Nance Van Winckel
Butte, MT 1927
The sky’s traffic is cumulus, but not too.
Our elk’s an arch across Main. Eighty feet high
and just as wide. Beneath its copper-gilded withers
pass boys with tubas, teen twirlers, wreathed
ponies, and the miners’ widows—in turn
and on time. Elk of extended thanks.
Of course, she sat next to me. The woman started with little hisses, meek sips of air as her breathing quickened. In the window’s reflections, I could see her sulking face fight to remain still, but her lips were giving…
In Vanessa Veselka’s debut novel Zazen (the first publication from Richard Nash’s Red Lemonade) there are two concurrent wars: one in the parallel America of Veselka’s creation, and one inside the mind of her fervent narrator, Della.
Craig Santos Perez
The 28th Māori Batallion of the New Zealand Army served in Greece, North Africa, and Italy during World War II. They were highly decorated, respected, and feared. …
On Saturday I voted in Libya’s first free elections in nearly fifty years. It was a great feeling multiplied by the exuberant sense of joy expressed by the people on the street in Tripoli. After voting, we drove to Martyrs’…
No moon tonight, but aren’t you tired of hearing
about these things, the crutch I’ve strung these notes
along? Either way, there is no moon; it finally
rained. The heat’s not broken yet, but still,
a summer sky-river made its way to us
at last. . . .
Ilan Stavans and Harry Morales
Translated from Spanish by Harry Morales He woke up early. He had had a bad night. The white bed sheets were hot and wrinkled and he had an Apache Indian indentation across his left cheek. The bad news, that’s what…
The siege of Sarajevo ran from April 1992 to February 1996. Of the estimated 10,000 civilians who died 1,500 were children; 56,000 people were wounded. Slobodan Milosevic, Radovan Karadzic and Ratko Mladic were the architects of the brutal blockade, a…
Erika Jo Brown
Much might be made of the paralepsis in the title of Adam Fell’s debut poetry collection, I Am Not a Pioneer.…
William Carlos Williams
First Published in The Kenyon Review, Summer 1948, Vol. X, No. 3 In the center, above the basin, the mirror.

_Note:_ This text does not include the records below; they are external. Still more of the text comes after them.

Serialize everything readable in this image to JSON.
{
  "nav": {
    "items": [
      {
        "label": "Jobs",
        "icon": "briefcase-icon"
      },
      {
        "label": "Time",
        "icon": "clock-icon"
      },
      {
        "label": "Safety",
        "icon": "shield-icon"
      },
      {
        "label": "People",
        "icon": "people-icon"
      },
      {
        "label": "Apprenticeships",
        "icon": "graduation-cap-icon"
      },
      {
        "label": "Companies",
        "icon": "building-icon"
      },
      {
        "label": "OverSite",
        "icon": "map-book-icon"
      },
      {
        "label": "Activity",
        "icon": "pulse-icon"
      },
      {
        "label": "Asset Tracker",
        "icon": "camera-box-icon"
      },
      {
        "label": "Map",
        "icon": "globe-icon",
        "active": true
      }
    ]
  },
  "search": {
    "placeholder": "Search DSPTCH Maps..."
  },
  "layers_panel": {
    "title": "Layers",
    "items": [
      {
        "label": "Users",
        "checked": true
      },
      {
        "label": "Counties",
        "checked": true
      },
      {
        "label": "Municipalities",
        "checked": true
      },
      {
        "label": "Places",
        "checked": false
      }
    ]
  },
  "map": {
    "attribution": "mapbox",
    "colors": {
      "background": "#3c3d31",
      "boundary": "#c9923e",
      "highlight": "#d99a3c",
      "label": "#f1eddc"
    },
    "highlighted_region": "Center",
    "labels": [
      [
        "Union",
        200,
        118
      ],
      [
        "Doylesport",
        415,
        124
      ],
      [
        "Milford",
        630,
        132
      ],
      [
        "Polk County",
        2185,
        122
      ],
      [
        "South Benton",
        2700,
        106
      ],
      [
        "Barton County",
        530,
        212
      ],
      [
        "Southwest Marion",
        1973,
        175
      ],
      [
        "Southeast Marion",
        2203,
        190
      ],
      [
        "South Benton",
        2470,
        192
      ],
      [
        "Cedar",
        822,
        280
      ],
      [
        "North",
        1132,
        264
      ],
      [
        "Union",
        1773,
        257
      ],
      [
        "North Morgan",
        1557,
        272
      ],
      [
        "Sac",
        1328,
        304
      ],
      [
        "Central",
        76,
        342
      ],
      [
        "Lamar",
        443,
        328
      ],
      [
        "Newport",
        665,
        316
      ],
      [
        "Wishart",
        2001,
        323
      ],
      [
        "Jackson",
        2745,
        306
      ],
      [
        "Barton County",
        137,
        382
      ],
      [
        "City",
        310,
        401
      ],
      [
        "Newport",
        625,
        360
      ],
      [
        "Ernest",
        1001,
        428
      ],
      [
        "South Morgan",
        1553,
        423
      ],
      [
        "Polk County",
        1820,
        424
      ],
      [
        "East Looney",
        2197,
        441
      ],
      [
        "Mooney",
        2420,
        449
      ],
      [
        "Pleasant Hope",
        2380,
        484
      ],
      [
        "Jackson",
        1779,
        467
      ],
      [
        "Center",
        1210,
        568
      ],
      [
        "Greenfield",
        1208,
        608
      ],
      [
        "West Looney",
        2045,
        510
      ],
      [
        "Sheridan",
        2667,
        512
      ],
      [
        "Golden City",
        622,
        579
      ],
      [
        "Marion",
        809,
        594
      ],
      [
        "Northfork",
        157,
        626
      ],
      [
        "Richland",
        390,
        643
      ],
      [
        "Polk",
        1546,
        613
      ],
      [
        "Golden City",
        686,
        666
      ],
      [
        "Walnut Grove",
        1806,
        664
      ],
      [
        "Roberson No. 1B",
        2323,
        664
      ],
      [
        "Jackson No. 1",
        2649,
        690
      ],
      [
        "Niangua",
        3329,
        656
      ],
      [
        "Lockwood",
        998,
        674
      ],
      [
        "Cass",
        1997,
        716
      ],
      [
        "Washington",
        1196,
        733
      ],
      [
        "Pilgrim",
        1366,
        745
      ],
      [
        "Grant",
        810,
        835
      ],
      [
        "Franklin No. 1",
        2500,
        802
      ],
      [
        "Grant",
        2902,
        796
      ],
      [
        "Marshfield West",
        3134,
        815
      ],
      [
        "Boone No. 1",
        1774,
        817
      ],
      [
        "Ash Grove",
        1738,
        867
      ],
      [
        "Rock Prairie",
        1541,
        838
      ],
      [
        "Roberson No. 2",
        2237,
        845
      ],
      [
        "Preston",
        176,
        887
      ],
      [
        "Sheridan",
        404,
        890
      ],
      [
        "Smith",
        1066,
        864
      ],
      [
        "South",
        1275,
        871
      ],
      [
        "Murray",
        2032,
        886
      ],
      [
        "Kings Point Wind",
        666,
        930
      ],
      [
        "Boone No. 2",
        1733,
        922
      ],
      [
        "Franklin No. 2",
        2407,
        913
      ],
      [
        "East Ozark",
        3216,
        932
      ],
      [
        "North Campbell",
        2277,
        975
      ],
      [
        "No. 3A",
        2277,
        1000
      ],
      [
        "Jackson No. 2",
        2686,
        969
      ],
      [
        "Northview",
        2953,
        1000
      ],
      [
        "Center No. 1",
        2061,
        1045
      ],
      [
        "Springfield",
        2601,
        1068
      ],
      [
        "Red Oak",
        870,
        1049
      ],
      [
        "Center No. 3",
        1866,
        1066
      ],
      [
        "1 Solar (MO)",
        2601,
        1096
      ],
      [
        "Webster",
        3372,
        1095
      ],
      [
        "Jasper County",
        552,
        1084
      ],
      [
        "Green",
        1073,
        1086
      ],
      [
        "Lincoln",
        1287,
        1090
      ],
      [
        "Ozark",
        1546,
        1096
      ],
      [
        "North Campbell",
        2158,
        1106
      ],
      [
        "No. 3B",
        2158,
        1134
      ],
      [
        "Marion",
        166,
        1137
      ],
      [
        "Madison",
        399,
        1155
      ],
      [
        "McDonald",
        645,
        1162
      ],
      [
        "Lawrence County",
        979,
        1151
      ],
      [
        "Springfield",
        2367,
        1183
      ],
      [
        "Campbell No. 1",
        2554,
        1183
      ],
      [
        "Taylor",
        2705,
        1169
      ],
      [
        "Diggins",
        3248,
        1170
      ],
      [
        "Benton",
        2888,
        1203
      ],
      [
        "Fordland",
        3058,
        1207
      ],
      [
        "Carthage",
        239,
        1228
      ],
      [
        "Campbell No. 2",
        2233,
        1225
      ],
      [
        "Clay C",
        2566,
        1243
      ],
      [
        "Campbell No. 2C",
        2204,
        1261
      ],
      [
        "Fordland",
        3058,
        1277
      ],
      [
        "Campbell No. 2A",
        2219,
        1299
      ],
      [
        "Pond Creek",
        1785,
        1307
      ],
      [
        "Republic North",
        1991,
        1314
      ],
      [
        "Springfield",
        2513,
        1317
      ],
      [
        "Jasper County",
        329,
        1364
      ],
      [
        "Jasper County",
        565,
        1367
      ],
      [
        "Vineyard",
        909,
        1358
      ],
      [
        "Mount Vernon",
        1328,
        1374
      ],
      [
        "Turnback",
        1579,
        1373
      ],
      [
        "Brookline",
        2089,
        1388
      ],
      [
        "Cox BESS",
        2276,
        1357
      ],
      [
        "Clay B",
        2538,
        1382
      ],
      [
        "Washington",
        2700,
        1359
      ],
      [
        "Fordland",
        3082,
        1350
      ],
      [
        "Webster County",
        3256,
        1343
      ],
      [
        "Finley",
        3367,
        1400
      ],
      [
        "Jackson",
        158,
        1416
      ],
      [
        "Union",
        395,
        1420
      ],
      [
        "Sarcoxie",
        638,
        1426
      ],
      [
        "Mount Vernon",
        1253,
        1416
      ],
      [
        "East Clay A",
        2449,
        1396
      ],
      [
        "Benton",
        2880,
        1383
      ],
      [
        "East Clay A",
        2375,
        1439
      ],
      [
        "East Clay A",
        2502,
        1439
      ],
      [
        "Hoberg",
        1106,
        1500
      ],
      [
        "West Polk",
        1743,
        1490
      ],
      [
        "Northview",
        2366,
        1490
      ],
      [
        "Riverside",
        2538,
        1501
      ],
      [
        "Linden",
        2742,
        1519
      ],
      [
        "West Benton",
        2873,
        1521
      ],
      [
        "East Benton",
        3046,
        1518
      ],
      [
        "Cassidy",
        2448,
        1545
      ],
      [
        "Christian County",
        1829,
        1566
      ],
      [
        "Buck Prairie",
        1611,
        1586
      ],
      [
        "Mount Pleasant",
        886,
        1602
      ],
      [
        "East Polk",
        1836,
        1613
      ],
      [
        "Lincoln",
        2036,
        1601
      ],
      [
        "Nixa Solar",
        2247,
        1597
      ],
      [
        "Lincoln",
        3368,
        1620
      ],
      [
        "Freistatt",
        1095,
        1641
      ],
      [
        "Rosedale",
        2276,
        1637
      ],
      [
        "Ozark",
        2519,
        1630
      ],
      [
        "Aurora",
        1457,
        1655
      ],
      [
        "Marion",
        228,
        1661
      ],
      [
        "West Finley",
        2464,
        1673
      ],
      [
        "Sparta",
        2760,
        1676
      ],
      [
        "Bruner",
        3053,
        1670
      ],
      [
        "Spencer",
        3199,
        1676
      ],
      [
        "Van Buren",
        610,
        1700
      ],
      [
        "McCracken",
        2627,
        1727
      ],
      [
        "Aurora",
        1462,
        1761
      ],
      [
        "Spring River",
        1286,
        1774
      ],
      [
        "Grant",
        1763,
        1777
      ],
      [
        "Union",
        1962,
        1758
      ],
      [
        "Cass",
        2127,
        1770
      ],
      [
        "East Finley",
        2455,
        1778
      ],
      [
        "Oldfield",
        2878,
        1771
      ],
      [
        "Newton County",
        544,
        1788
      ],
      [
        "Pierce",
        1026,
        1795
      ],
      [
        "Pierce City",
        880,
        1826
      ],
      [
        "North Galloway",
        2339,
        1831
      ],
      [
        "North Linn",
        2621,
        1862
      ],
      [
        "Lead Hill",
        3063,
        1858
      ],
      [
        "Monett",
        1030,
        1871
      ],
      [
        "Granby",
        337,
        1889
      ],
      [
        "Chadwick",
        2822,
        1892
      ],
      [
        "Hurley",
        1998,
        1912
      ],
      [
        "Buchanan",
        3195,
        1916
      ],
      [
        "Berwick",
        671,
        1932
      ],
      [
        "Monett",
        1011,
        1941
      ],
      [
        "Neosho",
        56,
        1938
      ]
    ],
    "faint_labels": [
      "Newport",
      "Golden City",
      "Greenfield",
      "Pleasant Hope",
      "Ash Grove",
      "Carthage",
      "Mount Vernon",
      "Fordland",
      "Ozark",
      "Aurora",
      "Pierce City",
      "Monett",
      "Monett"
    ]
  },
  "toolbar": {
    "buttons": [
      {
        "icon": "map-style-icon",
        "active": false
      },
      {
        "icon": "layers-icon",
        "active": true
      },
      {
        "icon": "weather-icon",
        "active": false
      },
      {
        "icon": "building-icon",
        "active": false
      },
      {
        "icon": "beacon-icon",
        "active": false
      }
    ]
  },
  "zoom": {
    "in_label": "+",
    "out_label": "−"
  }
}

To the left of it the Maxfield Parrish, Ulysses at Sea his small ship coming fog threatened from between Scylla…
Categories of Understanding
I’m studying the unspoken.
“What?” my son asks.
“What are you looking at?”
But there is no explaining,
Franny fought the gridlock on I-Drive for an hour only to arrive at the Palmscape Funerarium too late—seven-thirty, the viewing had ended at seven. Instead of a funeral party she found a man in a reindeer suit. He slumped on…
I placed the distal blade of the mayo scissors through the bean-sized opening at the bottom of her mutilated genitals. It was as though my patient’s bottom had been set on fire; her clitoris, clitoral hood, and labia were gone.…
The “girls of peculiar” in Catherine Pierce’s eponymous second collection of poems hail from a variety of strange and mythic places: the spooky recesses of personal history (a recurring purple-haired high school self), the cliques of adolescence
The preposterous rouses us.
Cardinal in a hardware store,
cupcake in a sock drawer.
The clown was on her way to work.
On offer was another portion
of winter’s tin entrenchment.
Sobbing shrubs, streets empty
It was the summer I thought I was pregnant. The summer we moved to the city. Some people hoe their hair into crop lines and say, “Why would you bring a child into this world?” I was not then, and…
Thomas Merton claimed that “there is in all visible things an invisible fecundity, a dimmed light, a meek namelessnes, a hidden wholeness.” Geoffrey Nutter’s poems accept this proposition, and try very hard to reveal this hidden wholeness—not by questioning the meaning of things, but by striving to see past the very stuff of the world.…
Ah, Ravicka. Where the bookstores are all independent, language swoops through the body, and buildings disintegrate. A city-state in flux and crisis. Belgians know about it. Citizens are disappearing. There’s still good coffee, though it’s the end of the world.…